When I went for my daily jog late last week, it was 30 degrees F., wind speed zero. A day later, after a winter storm had set in, it was the mercury's turn to read zero as the wind soared to 30 m.p.h. Sidewalks were impassable, jogging impossible.
But I live near an ancient gymnasium that houses a track. The university that owns this venerable structure has since built more modern athletic facilities. It keeps this one open, apparently in deference to the administrative offices still tucked in its basement. No one checks campus IDs or collects fees; this recreation relic is an all-comers' facility.
I begin my winter workouts there by climbing 57 terrazzo steps just to reach the track - a glorified, 10-foot-wide, elliptical ledge around the building's perimeter, suspended above the basketball court from a web of exposed roof trusses. Above each banked corner is a platform where I can hang my coat and contemplate my mileage goals.
I skitter down the bank to start my loopy trek. Pipe posts support a low metal railing curtained with sturdy cotton webbing, which allows me to watch (and mentally referee) pickup games of basketball in progress on the court below.
Twelve circuits make one mile, a tidy fact that invites the mind to join the body in exercise: If a lap takes 50 seconds, a mile takes 10 minutes; four miles, 40 minutes. But if a lap takes 53.5 seconds, my laboring thoughts suddenly summon the athlete's motto, "Train, don't strain."
Even with mental gymnastics, four-dozen identical laps can grow dull. So I resolve to notice something different on each one: the metal trusses, laden with dust as thick as hoarfrost. Or the mop parked on a corner platform - evidence of the unseen custodian who unlocks the doors daily, polishes the court below, and keeps the thermostat under his thumb at 60 degrees.
From zero to 12 individuals typically use the track at a time. Some run alone; others stride purposefully in cheerful, chatting pairs. There are few rules beyond a posted admonition to ambulate clockwise on Sunday, Tuesday, Thursday, counterclockwise other days. Presumably, this keeps us all from developing a permanent tilt.
Among the strangers who convene here, an ephemeral camaraderie often develops. We've all forgone the new rec center's perks, like television and stepping machines, in favor of this Spartan setting.
Although this is no see-and-be-seen fitness scene, I like encountering familiar faces. "I thought you'd be running outdoors today," I tease one regular as she passes. "Hey, no way!" she retorts over her shoulder.
Runners lap joggers and walkers, declaring diplomatically, "You're looking strong; keep it up."
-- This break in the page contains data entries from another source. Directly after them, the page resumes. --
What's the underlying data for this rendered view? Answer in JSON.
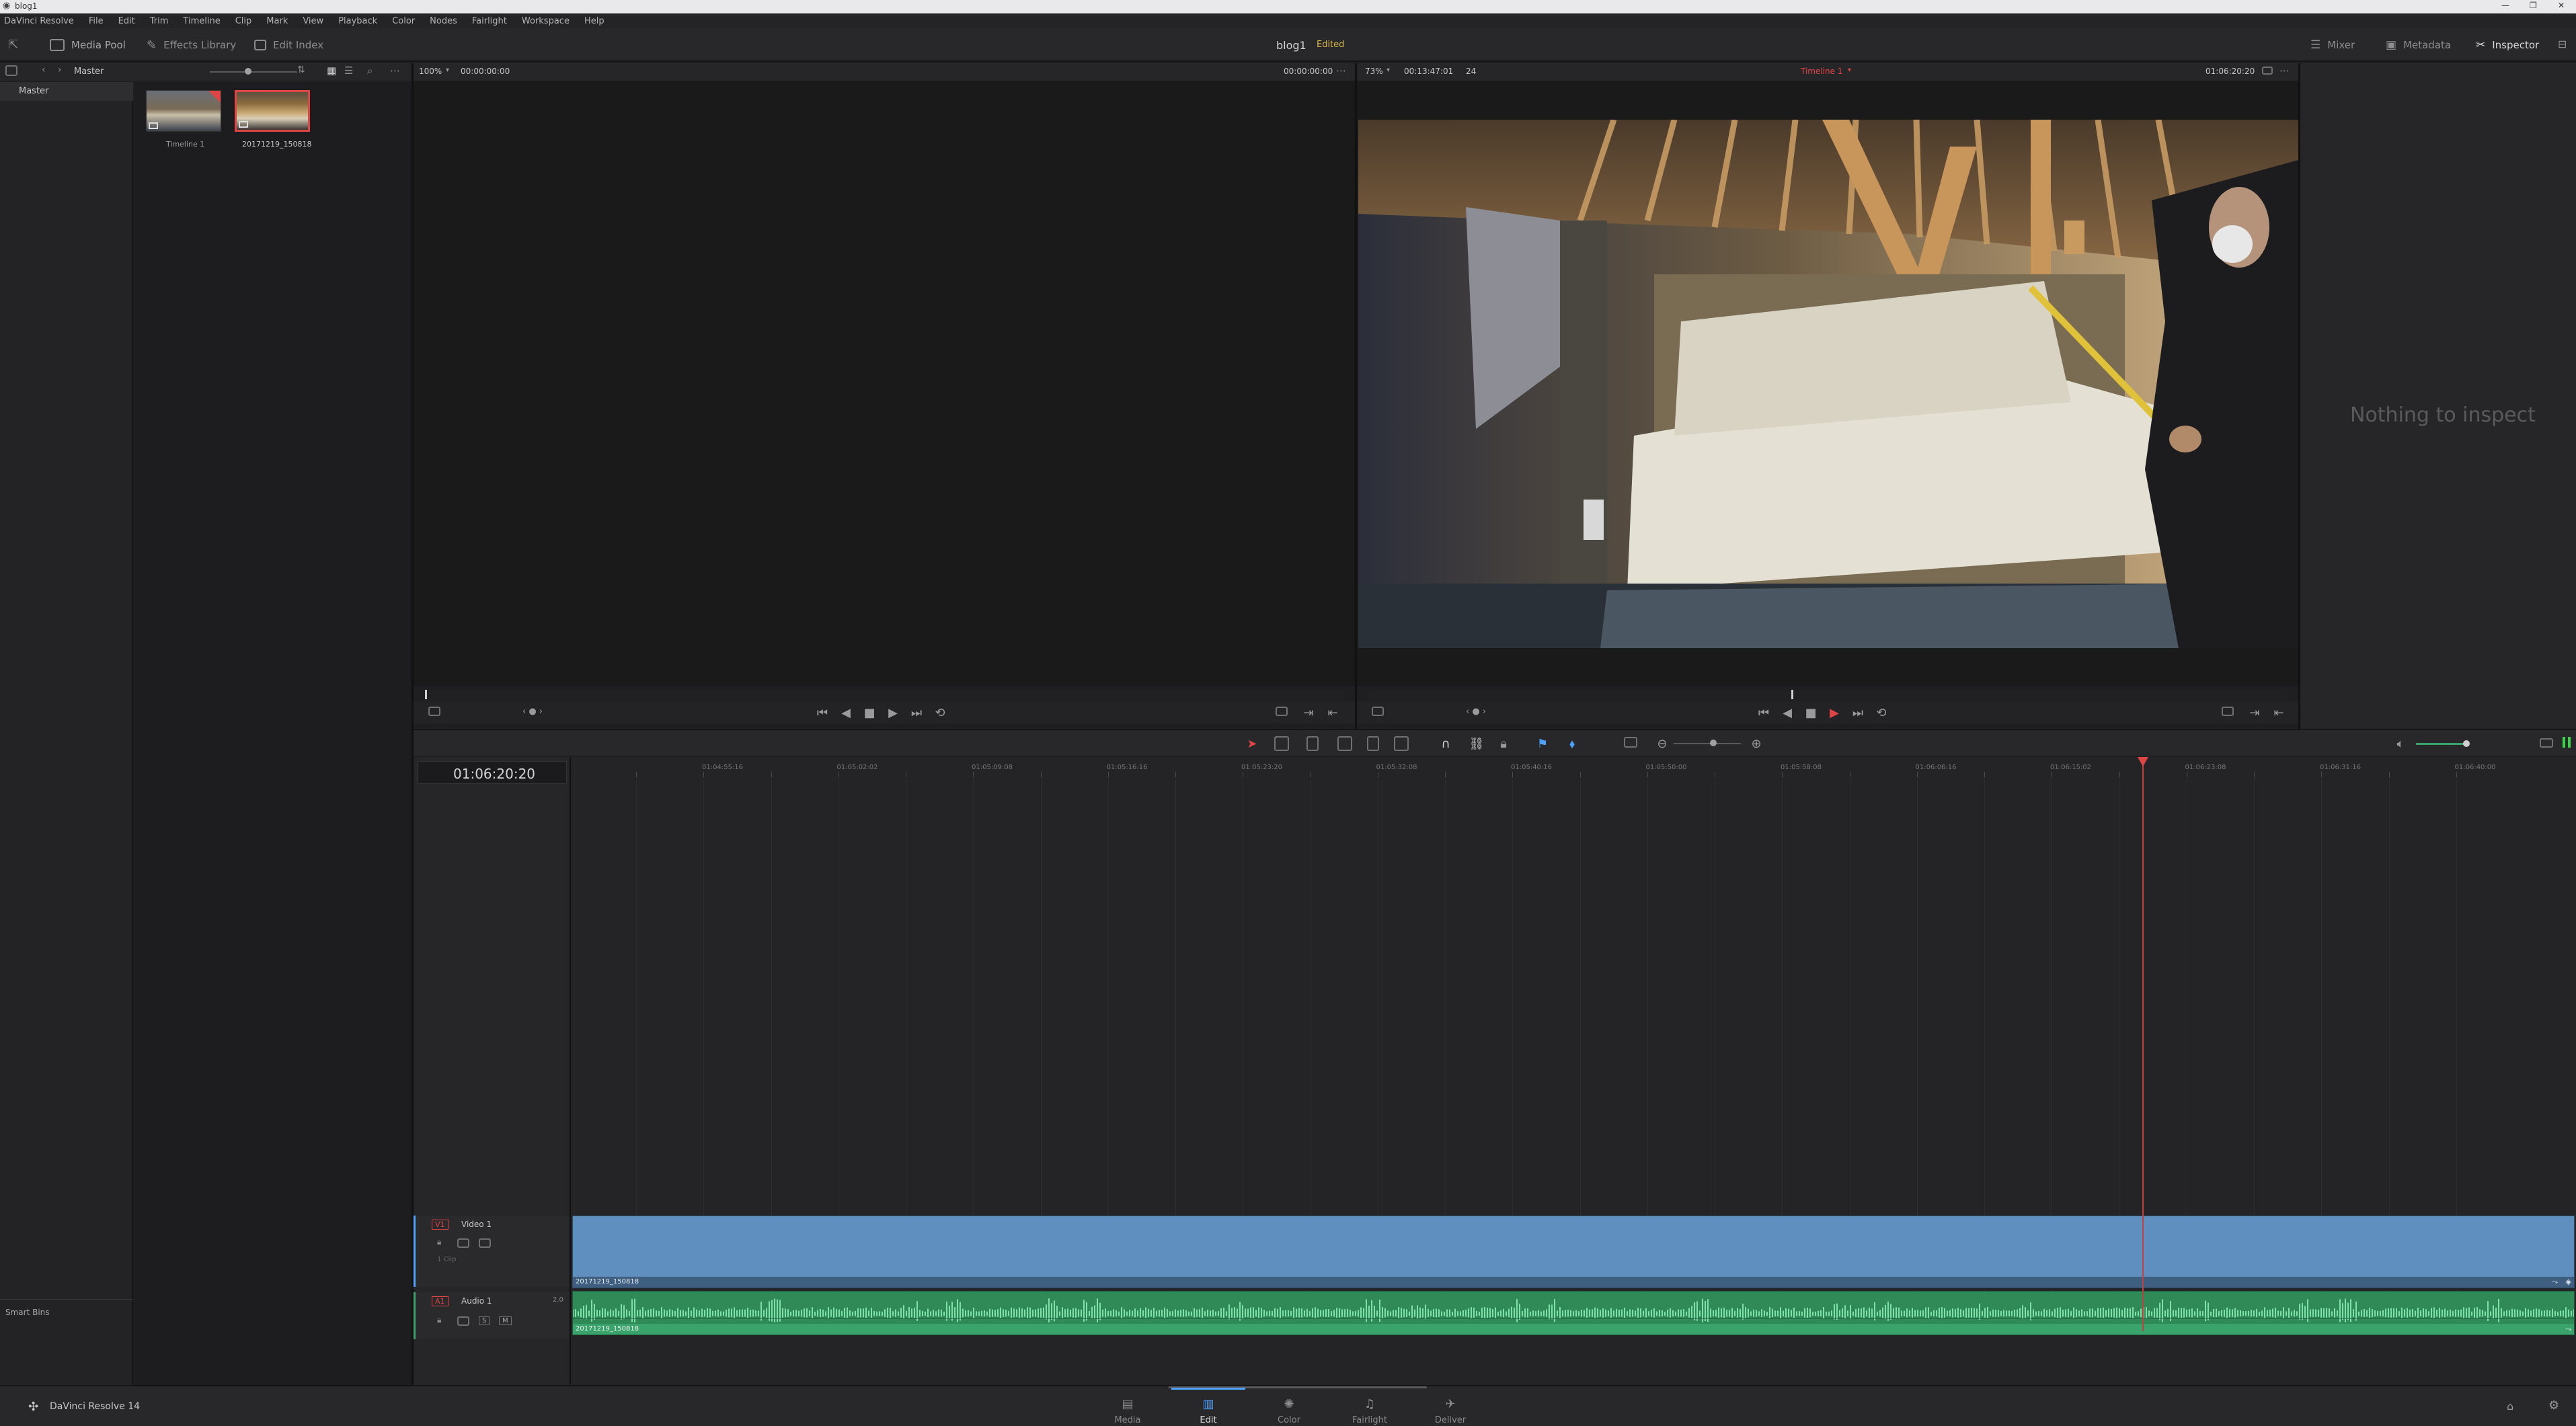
{
  "window": {
    "title": "blog1",
    "controls": [
      "—",
      "❐",
      "✕"
    ]
  },
  "menu": [
    "DaVinci Resolve",
    "File",
    "Edit",
    "Trim",
    "Timeline",
    "Clip",
    "Mark",
    "View",
    "Playback",
    "Color",
    "Nodes",
    "Fairlight",
    "Workspace",
    "Help"
  ],
  "toolbar": {
    "media_pool": "Media Pool",
    "effects_library": "Effects Library",
    "edit_index": "Edit Index",
    "project_name": "blog1",
    "project_status": "Edited",
    "mixer": "Mixer",
    "metadata": "Metadata",
    "inspector": "Inspector"
  },
  "media_pool": {
    "bin_label": "Master",
    "tree_root": "Master",
    "smart_bins": "Smart Bins",
    "clips": [
      {
        "name": "Timeline 1",
        "selected": false
      },
      {
        "name": "20171219_150818",
        "selected": true
      }
    ]
  },
  "source_viewer": {
    "zoom": "100%",
    "timecode": "00:00:00:00",
    "duration": "00:00:00:00"
  },
  "timeline_viewer": {
    "zoom": "73%",
    "duration": "00:13:47:01",
    "fps": "24",
    "timeline_name": "Timeline 1",
    "timecode": "01:06:20:20",
    "progress_fraction": 0.46
  },
  "inspector_panel": {
    "empty_text": "Nothing to inspect"
  },
  "timeline": {
    "current_timecode": "01:06:20:20",
    "ruler": [
      "01:04:55:16",
      "01:05:02:02",
      "01:05:09:08",
      "01:05:16:16",
      "01:05:23:20",
      "01:05:32:08",
      "01:05:40:16",
      "01:05:50:00",
      "01:05:58:08",
      "01:06:06:16",
      "01:06:15:02",
      "01:06:23:08",
      "01:06:31:16",
      "01:06:40:00"
    ],
    "playhead_fraction": 0.784,
    "tracks": {
      "video": {
        "id": "V1",
        "name": "Video 1",
        "clip_count": "1 Clip",
        "clip_name": "20171219_150818"
      },
      "audio": {
        "id": "A1",
        "name": "Audio 1",
        "channels": "2.0",
        "clip_name": "20171219_150818",
        "solo": "S",
        "mute": "M"
      }
    }
  },
  "pages": [
    {
      "label": "Media",
      "active": false
    },
    {
      "label": "Edit",
      "active": true
    },
    {
      "label": "Color",
      "active": false
    },
    {
      "label": "Fairlight",
      "active": false
    },
    {
      "label": "Deliver",
      "active": false
    }
  ],
  "footer": {
    "app_name": "DaVinci Resolve 14"
  },
  "colors": {
    "accent_red": "#e04545",
    "video_clip": "#5f8fbf",
    "audio_clip": "#3aa36b",
    "edited": "#d8b64a"
  }
}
A plastic pail is positioned on one straightaway to catch snowmelt through the leaky roof. As old leaks are plugged and new ones sprung, this receptacle appears in a new spot each morning, as if completing some mysterious exercise routine of its own.
I dodge the drips desultorily. Part of this building's appeal is that, unlike its newer counterpart, it doesn't seal off winter completely. A bracing breeze sneaks through a cracked windowpane, toting puffs of snow.
Some days, I arrive to find only one or two other exercisers. We space ourselves politely apart, content to stay silent save for our echoing footfalls. Yet to me we feel united, planets sharing an orbit. A father and son take to the court below, but they don't speak either, apparently content to communicate via the Morse code of their thumping basketball.
As soon as the wind subsides, the mercury hits double digits, and the sidewalks shape up, I'll take my workout back outside. In fact, I never know which foray to the gym will be my last of the season. But upon my first visit to this haven next winter, I'll say a grateful hello again.
For now, round and round I go, for exactly 40 minutes. It's easier than tallying laps, given my tendency to lose track. The brick walls float past, imparting a sense of speed I seldom feel outdoors. Wearing shorts and T-shirt - in February! - reminds me that spring is just around the corner.
It won't be long now, just a few hundred more laps. Besides, who's counting?
(c) Copyright 2001. The Christian Science Publishing Society